Directions for this task:
Reproduce the data exactly. Omit no record.

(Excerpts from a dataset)
----
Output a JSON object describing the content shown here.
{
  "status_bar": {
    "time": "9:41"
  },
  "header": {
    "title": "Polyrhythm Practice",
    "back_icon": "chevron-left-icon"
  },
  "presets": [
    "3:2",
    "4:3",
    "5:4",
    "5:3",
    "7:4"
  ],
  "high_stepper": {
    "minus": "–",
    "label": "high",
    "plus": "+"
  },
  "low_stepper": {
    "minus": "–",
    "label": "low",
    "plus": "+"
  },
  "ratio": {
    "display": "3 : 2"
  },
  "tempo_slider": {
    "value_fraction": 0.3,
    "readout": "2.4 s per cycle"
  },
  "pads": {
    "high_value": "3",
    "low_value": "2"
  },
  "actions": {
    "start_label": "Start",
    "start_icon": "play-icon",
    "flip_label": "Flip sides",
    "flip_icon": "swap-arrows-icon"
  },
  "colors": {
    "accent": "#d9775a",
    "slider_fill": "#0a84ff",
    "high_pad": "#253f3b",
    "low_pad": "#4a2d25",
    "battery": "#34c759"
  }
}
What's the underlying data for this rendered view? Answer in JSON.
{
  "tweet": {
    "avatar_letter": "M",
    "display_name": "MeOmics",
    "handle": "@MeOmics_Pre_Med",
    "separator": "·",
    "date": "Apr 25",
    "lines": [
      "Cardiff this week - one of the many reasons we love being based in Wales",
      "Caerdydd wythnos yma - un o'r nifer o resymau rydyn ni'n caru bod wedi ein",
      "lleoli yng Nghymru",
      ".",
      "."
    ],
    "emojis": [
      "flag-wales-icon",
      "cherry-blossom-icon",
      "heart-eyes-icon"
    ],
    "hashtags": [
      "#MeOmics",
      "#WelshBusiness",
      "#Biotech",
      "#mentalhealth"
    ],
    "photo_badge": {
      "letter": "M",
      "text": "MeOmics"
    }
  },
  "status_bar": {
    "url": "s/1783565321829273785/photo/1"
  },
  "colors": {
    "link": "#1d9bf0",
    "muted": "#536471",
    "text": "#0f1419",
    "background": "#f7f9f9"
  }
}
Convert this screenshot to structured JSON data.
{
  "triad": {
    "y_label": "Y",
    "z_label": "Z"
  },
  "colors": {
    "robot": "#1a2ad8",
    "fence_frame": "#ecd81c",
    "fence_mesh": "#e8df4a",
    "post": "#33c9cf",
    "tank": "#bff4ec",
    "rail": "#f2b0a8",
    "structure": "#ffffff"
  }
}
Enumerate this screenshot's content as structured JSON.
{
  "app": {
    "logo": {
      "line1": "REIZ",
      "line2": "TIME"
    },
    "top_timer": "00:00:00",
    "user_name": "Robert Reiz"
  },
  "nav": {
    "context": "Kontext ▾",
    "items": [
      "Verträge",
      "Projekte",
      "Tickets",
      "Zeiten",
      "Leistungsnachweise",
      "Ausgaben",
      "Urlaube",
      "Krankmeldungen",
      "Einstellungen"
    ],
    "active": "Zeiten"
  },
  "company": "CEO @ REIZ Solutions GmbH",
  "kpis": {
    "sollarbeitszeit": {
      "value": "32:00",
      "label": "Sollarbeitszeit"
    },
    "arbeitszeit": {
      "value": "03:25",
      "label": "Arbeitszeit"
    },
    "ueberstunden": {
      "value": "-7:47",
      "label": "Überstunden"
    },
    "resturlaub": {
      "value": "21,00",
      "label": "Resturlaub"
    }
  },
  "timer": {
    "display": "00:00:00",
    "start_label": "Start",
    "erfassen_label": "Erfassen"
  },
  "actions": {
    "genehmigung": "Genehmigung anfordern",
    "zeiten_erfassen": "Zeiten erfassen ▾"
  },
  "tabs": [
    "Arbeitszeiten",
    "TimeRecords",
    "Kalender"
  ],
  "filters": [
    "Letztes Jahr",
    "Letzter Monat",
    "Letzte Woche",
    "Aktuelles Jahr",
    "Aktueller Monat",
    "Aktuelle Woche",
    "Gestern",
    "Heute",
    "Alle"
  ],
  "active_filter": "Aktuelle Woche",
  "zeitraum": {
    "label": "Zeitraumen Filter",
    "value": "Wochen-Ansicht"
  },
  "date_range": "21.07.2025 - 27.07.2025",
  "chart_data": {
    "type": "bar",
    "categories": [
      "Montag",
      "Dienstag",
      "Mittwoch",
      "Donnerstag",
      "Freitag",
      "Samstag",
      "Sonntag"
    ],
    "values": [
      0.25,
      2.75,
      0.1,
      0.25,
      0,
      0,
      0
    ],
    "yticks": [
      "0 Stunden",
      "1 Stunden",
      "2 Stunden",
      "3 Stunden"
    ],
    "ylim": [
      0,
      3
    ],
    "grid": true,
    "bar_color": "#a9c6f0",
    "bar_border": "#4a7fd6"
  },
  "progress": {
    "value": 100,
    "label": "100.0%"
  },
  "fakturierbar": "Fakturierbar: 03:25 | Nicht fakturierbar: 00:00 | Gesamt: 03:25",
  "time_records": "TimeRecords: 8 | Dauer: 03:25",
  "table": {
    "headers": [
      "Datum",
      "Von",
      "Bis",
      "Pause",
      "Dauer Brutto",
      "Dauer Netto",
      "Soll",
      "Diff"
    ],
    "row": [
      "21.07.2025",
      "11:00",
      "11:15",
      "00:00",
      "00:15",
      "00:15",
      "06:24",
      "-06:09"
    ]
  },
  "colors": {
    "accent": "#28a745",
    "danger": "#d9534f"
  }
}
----
Response below:
Output a JSON object describing the content shown here.
{
  "status_bar": {
    "time": "9:41"
  },
  "header": {
    "title": "Polyrhythm Practice",
    "back_icon": "chevron-left-icon"
  },
  "presets": [
    "3:2",
    "4:3",
    "5:4",
    "5:3",
    "7:4"
  ],
  "high_stepper": {
    "minus": "–",
    "label": "high",
    "plus": "+"
  },
  "low_stepper": {
    "minus": "–",
    "label": "low",
    "plus": "+"
  },
  "ratio": {
    "display": "3 : 2"
  },
  "tempo_slider": {
    "value_fraction": 0.3,
    "readout": "2.4 s per cycle"
  },
  "pads": {
    "high_value": "3",
    "low_value": "2"
  },
  "actions": {
    "start_label": "Start",
    "start_icon": "play-icon",
    "flip_label": "Flip sides",
    "flip_icon": "swap-arrows-icon"
  },
  "colors": {
    "accent": "#d9775a",
    "slider_fill": "#0a84ff",
    "high_pad": "#253f3b",
    "low_pad": "#4a2d25",
    "battery": "#34c759"
  }
}
What's the underlying data for this rendered view? Answer in JSON.
{
  "tweet": {
    "avatar_letter": "M",
    "display_name": "MeOmics",
    "handle": "@MeOmics_Pre_Med",
    "separator": "·",
    "date": "Apr 25",
    "lines": [
      "Cardiff this week - one of the many reasons we love being based in Wales",
      "Caerdydd wythnos yma - un o'r nifer o resymau rydyn ni'n caru bod wedi ein",
      "lleoli yng Nghymru",
      ".",
      "."
    ],
    "emojis": [
      "flag-wales-icon",
      "cherry-blossom-icon",
      "heart-eyes-icon"
    ],
    "hashtags": [
      "#MeOmics",
      "#WelshBusiness",
      "#Biotech",
      "#mentalhealth"
    ],
    "photo_badge": {
      "letter": "M",
      "text": "MeOmics"
    }
  },
  "status_bar": {
    "url": "s/1783565321829273785/photo/1"
  },
  "colors": {
    "link": "#1d9bf0",
    "muted": "#536471",
    "text": "#0f1419",
    "background": "#f7f9f9"
  }
}
Convert this screenshot to structured JSON data.
{
  "triad": {
    "y_label": "Y",
    "z_label": "Z"
  },
  "colors": {
    "robot": "#1a2ad8",
    "fence_frame": "#ecd81c",
    "fence_mesh": "#e8df4a",
    "post": "#33c9cf",
    "tank": "#bff4ec",
    "rail": "#f2b0a8",
    "structure": "#ffffff"
  }
}
Enumerate this screenshot's content as structured JSON.
{
  "app": {
    "logo": {
      "line1": "REIZ",
      "line2": "TIME"
    },
    "top_timer": "00:00:00",
    "user_name": "Robert Reiz"
  },
  "nav": {
    "context": "Kontext ▾",
    "items": [
      "Verträge",
      "Projekte",
      "Tickets",
      "Zeiten",
      "Leistungsnachweise",
      "Ausgaben",
      "Urlaube",
      "Krankmeldungen",
      "Einstellungen"
    ],
    "active": "Zeiten"
  },
  "company": "CEO @ REIZ Solutions GmbH",
  "kpis": {
    "sollarbeitszeit": {
      "value": "32:00",
      "label": "Sollarbeitszeit"
    },
    "arbeitszeit": {
      "value": "03:25",
      "label": "Arbeitszeit"
    },
    "ueberstunden": {
      "value": "-7:47",
      "label": "Überstunden"
    },
    "resturlaub": {
      "value": "21,00",
      "label": "Resturlaub"
    }
  },
  "timer": {
    "display": "00:00:00",
    "start_label": "Start",
    "erfassen_label": "Erfassen"
  },
  "actions": {
    "genehmigung": "Genehmigung anfordern",
    "zeiten_erfassen": "Zeiten erfassen ▾"
  },
  "tabs": [
    "Arbeitszeiten",
    "TimeRecords",
    "Kalender"
  ],
  "filters": [
    "Letztes Jahr",
    "Letzter Monat",
    "Letzte Woche",
    "Aktuelles Jahr",
    "Aktueller Monat",
    "Aktuelle Woche",
    "Gestern",
    "Heute",
    "Alle"
  ],
  "active_filter": "Aktuelle Woche",
  "zeitraum": {
    "label": "Zeitraumen Filter",
    "value": "Wochen-Ansicht"
  },
  "date_range": "21.07.2025 - 27.07.2025",
  "chart_data": {
    "type": "bar",
    "categories": [
      "Montag",
      "Dienstag",
      "Mittwoch",
      "Donnerstag",
      "Freitag",
      "Samstag",
      "Sonntag"
    ],
    "values": [
      0.25,
      2.75,
      0.1,
      0.25,
      0,
      0,
      0
    ],
    "yticks": [
      "0 Stunden",
      "1 Stunden",
      "2 Stunden",
      "3 Stunden"
    ],
    "ylim": [
      0,
      3
    ],
    "grid": true,
    "bar_color": "#a9c6f0",
    "bar_border": "#4a7fd6"
  },
  "progress": {
    "value": 100,
    "label": "100.0%"
  },
  "fakturierbar": "Fakturierbar: 03:25 | Nicht fakturierbar: 00:00 | Gesamt: 03:25",
  "time_records": "TimeRecords: 8 | Dauer: 03:25",
  "table": {
    "headers": [
      "Datum",
      "Von",
      "Bis",
      "Pause",
      "Dauer Brutto",
      "Dauer Netto",
      "Soll",
      "Diff"
    ],
    "row": [
      "21.07.2025",
      "11:00",
      "11:15",
      "00:00",
      "00:15",
      "00:15",
      "06:24",
      "-06:09"
    ]
  },
  "colors": {
    "accent": "#28a745",
    "danger": "#d9534f"
  }
}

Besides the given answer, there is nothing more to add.